I would love to hear your story too.

Let’s make a habit of meeting like this.

P.S. My book Life Sinks or Soars – the Choice is Yours now has its very own website. Please visit us at  www.lifesinksorsoars.com  and let me know what you think.

My company, Strategic Pathways, recently introduced our newest Personal Coaching experience called Set Free The Champion Within. Please click here and take a peek at our Ebrochure

61. Want a new habit? Start with a new story.

Last week we began a discussion on the topic of habits. We briefly discussed how our habits result from our repeated actions and that our actions stem from what we believe to be true. We also touched briefly on the difficulties in changing habits.

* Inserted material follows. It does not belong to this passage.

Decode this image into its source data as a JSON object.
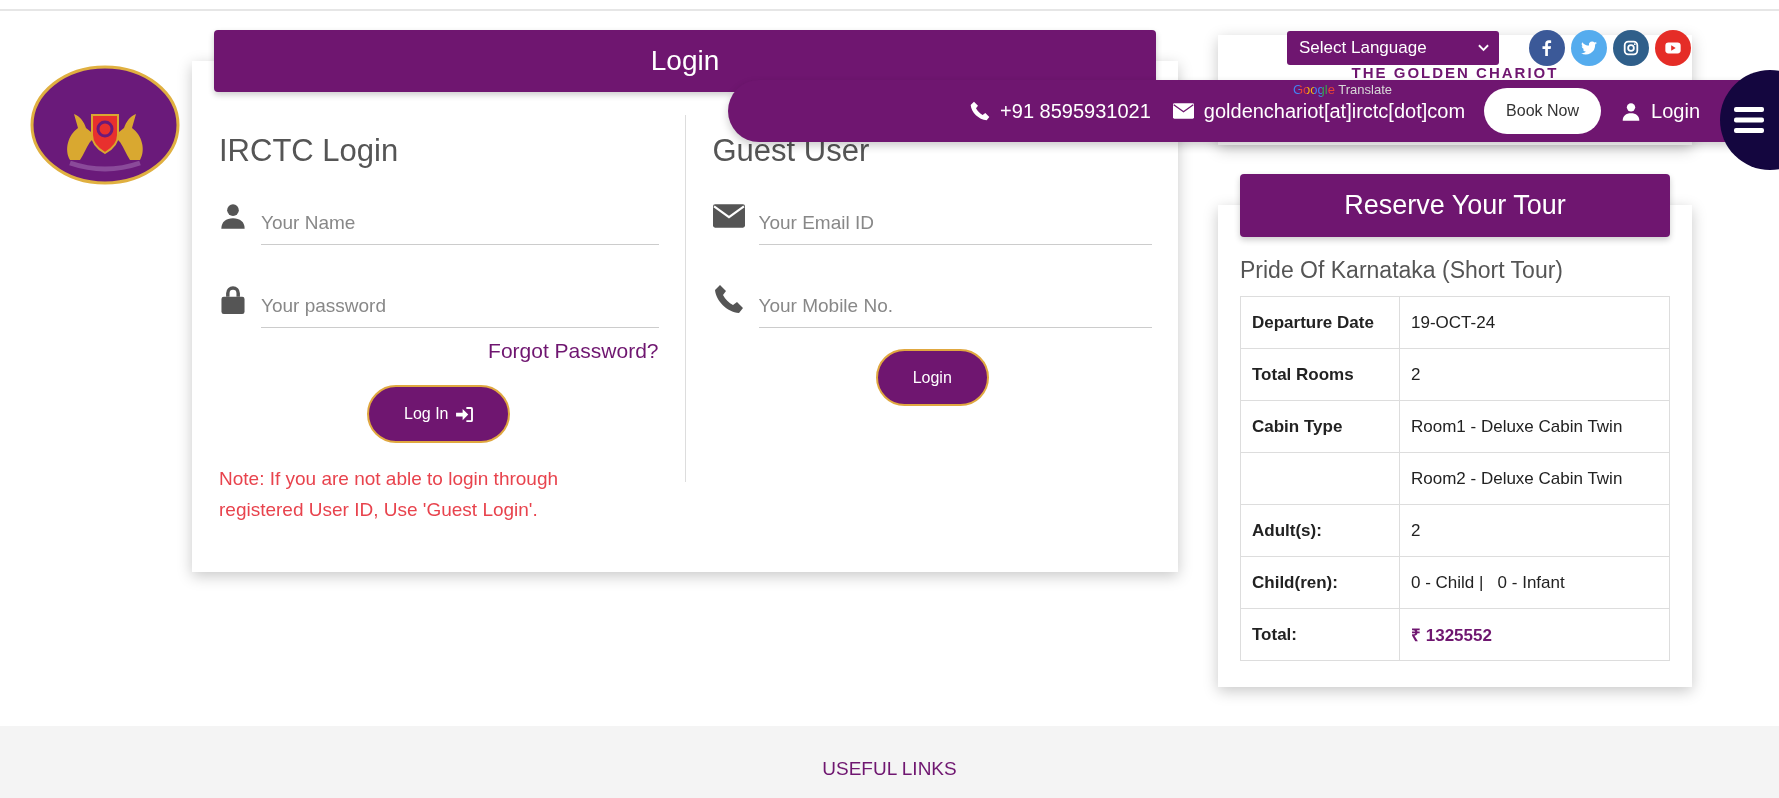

Results in our lives come from those very things that we do over and over and most of us have, at some point attempted to change one or more of those habits, often without success.

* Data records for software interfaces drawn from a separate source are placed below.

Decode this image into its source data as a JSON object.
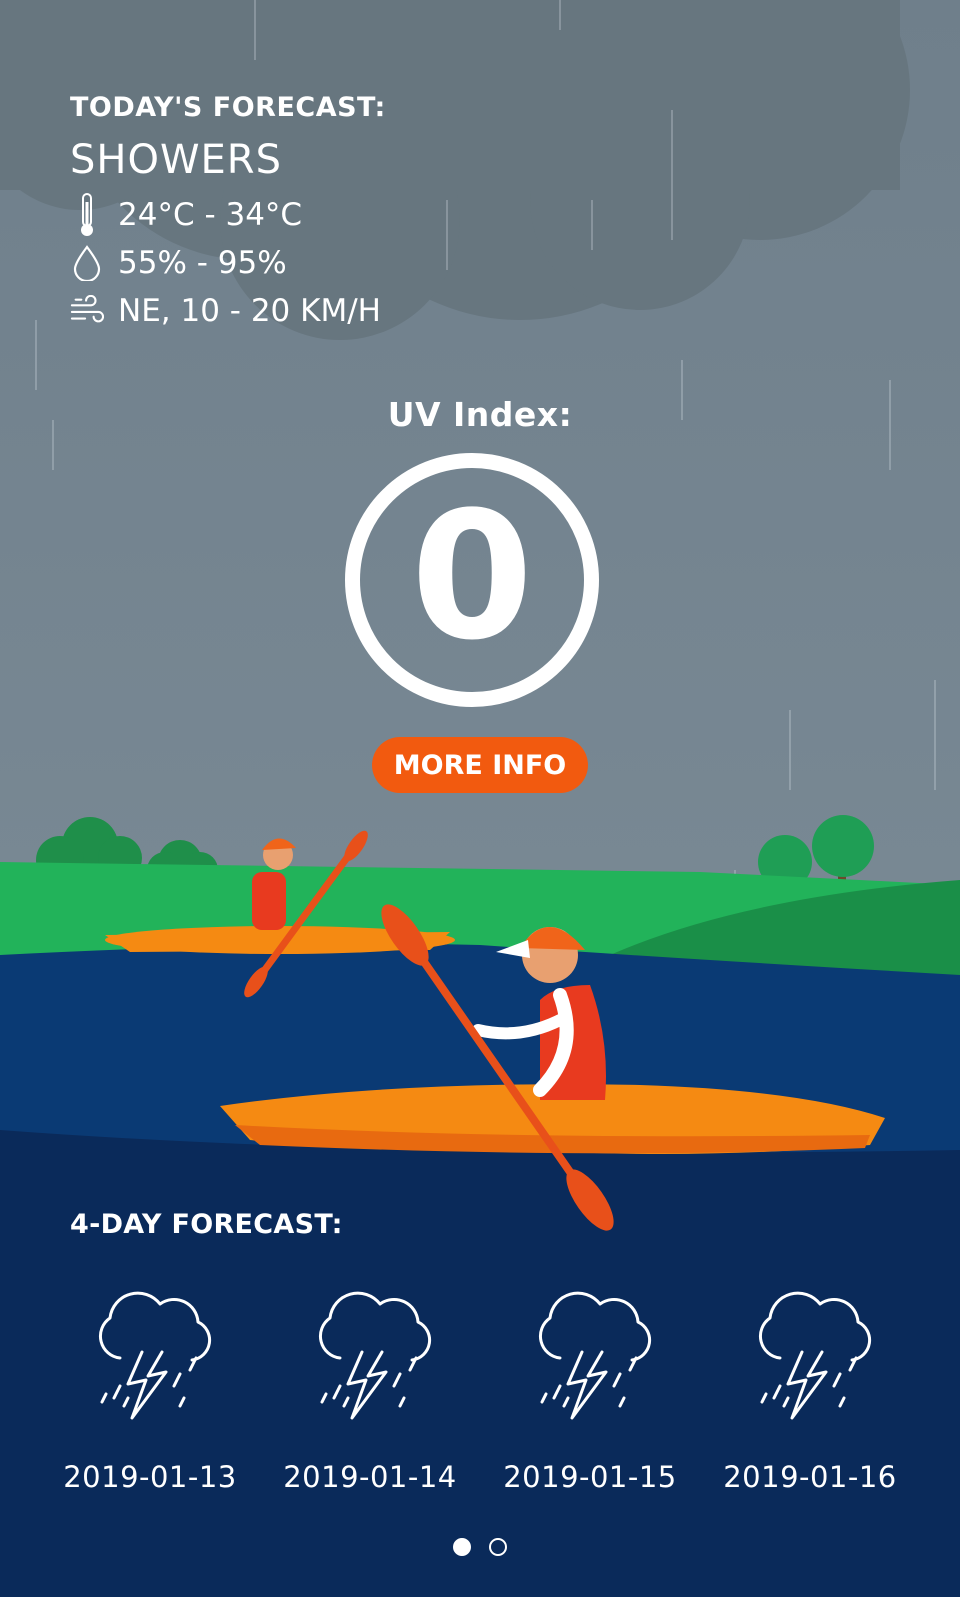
{
  "today": {
    "label": "TODAY'S FORECAST:",
    "condition": "SHOWERS",
    "temperature": "24°C - 34°C",
    "humidity": "55% - 95%",
    "wind": "NE, 10 - 20 KM/H",
    "icons": [
      "thermometer-icon",
      "droplet-icon",
      "wind-icon"
    ]
  },
  "uv": {
    "label": "UV Index:",
    "value": "0",
    "button": "MORE INFO"
  },
  "forecast": {
    "label": "4-DAY FORECAST:",
    "days": [
      {
        "date": "2019-01-13",
        "icon": "thunderstorm-icon"
      },
      {
        "date": "2019-01-14",
        "icon": "thunderstorm-icon"
      },
      {
        "date": "2019-01-15",
        "icon": "thunderstorm-icon"
      },
      {
        "date": "2019-01-16",
        "icon": "thunderstorm-icon"
      }
    ]
  },
  "pagination": {
    "pages": 2,
    "active": 1
  },
  "colors": {
    "sky": "#7a8a96",
    "cloud": "#6a7a86",
    "grass": "#1f9e55",
    "river": "#0a3a74",
    "deep_water": "#0a2a5a",
    "kayak": "#f58a12",
    "button": "#f25a0f"
  }
}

I believe the reason why we experience such difficulty in changing habits is because our focus, concentration and efforts are all directed at those habits – the very behaviors we wish to change – and our method of bringing about change is through dogged determination or what we euphemistically call “will power.”

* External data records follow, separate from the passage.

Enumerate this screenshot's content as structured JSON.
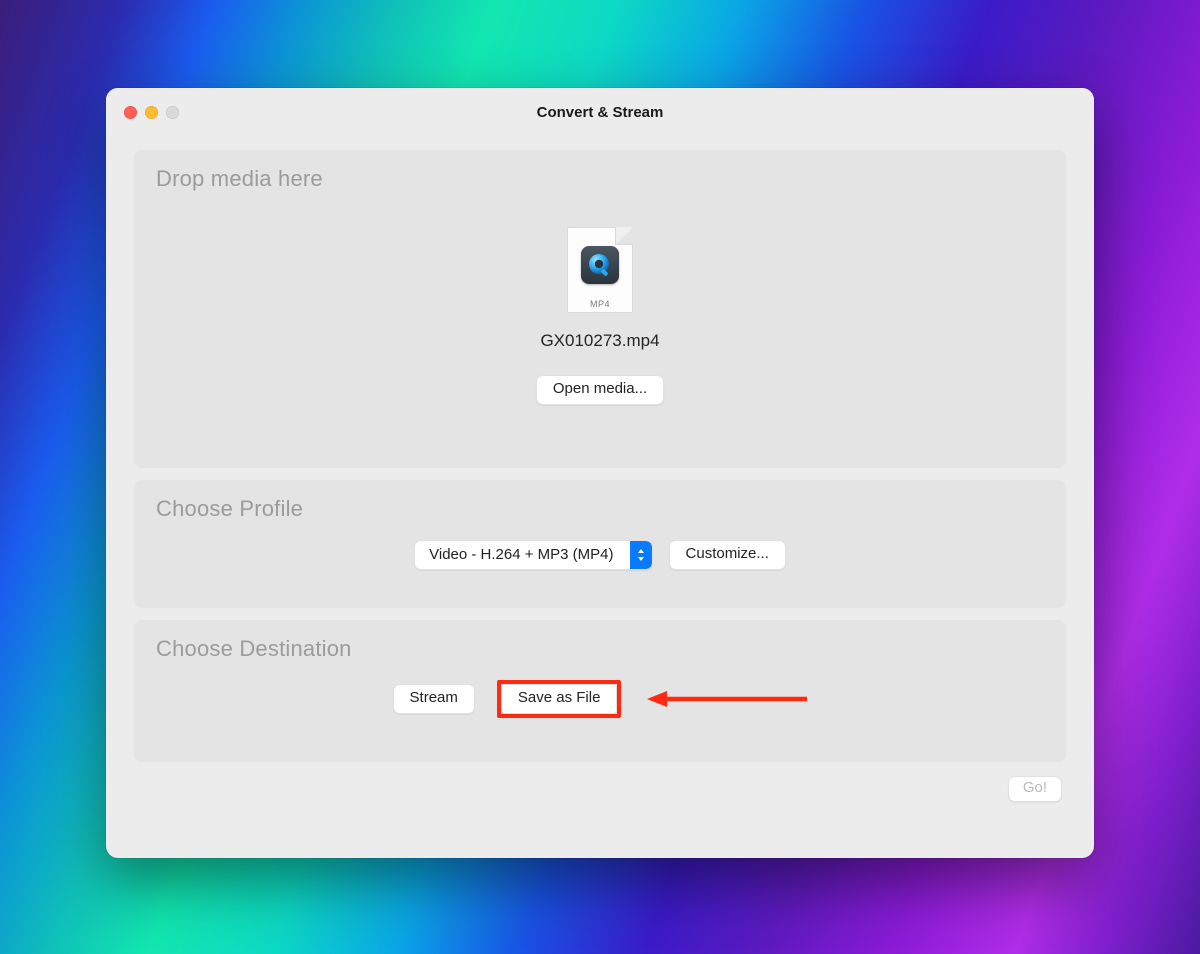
{
  "window": {
    "title": "Convert & Stream"
  },
  "drop": {
    "heading": "Drop media here",
    "file_ext_label": "MP4",
    "filename": "GX010273.mp4",
    "open_media_label": "Open media..."
  },
  "profile": {
    "heading": "Choose Profile",
    "selected": "Video - H.264 + MP3 (MP4)",
    "customize_label": "Customize..."
  },
  "destination": {
    "heading": "Choose Destination",
    "stream_label": "Stream",
    "save_as_file_label": "Save as File"
  },
  "footer": {
    "go_label": "Go!"
  },
  "annotation": {
    "highlight_color": "#ff2a12"
  }
}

In doing this we are directing our efforts and energies in the wrong place.

Yes, in trying to change habits we are trying to bring about new repeated behaviors, but if the formation of habits truly follows the formula we previously discussed

Beliefs                     Choices                    Habits  

then we are pointing our efforts to the wrong end of the formula.

If the first step in the formation of a habit lies with what we believe to be true, then it stands to reason that until we change that belief, we will struggle mightily to change the habit.

Perhaps this explains why we so commonly enjoy short-term success in our behaviour-changing endeavors only to return to our old behaviors very quickly.

Which begs the question: how does one go about changing a belief?

I’m convinced the answer lies in what we repeatedly tell ourselves. How many times have we committed to quit smoking with the full knowledge (belief) that it would be a difficult undertaking only to find ourselves lighting up after a few days? Several cycles of this behavior can easily begin the process of us telling ourselves that the goal in mind is unattainable, impossible.

How often have we dropped those unwanted 20 pounds only to revert back to our old eating habits and gain back 25 pounds.

What changes during the period of weight loss and the period of weight gain is not only the food we feed ourselves but more importantly the stories (beliefs) we tell ourselves.

And the moment the story changes, our choices change and when we make different choices, we take different actions.

If we are serious about changing your habits we must first begin by examining what we believe to be true – the story we are presently telling ourselves.

And to do this we need to create a new story – the one we want to believe to be true – even if at the point of inception we don’t believe a word of it.

And then we need to tell ourselves that story over and over again, with as much conviction and passion as we can muster.

And we must be consistent in the telling of that story. We must tell that story when we feel it to be true and we must tell that story when we don’t. We must tell that story when it is an easy story to listen to and we must tell that story when every word feels like a monumental lie. We must tell that story when it is fun to tell and we must tell that story when it isn’t.

And slowly over a period of time that story will come to represent our truth. And we will notice that we are doing different things effortlessly. And we’re doing them repeatedly and sooner or later we have created a new habit which will stay with us for as long as the story does.

And we must be vigilant for if we stop telling the new story, the old story may show up and we all know that absolutely no good can come of that.

Let’s make a habit of meeting like this.

My book Life Sinks or Soars – the Choice is Yours now has its very own website. Please visit us at  www.lifesinksorsoars.com  and let me know what you think.

P.S. My company, Strategic Pathways, recently introduced our newest Personal Coaching experience called Boot Camp for Your Brain. Please click here and take a peek at our Ebrochure.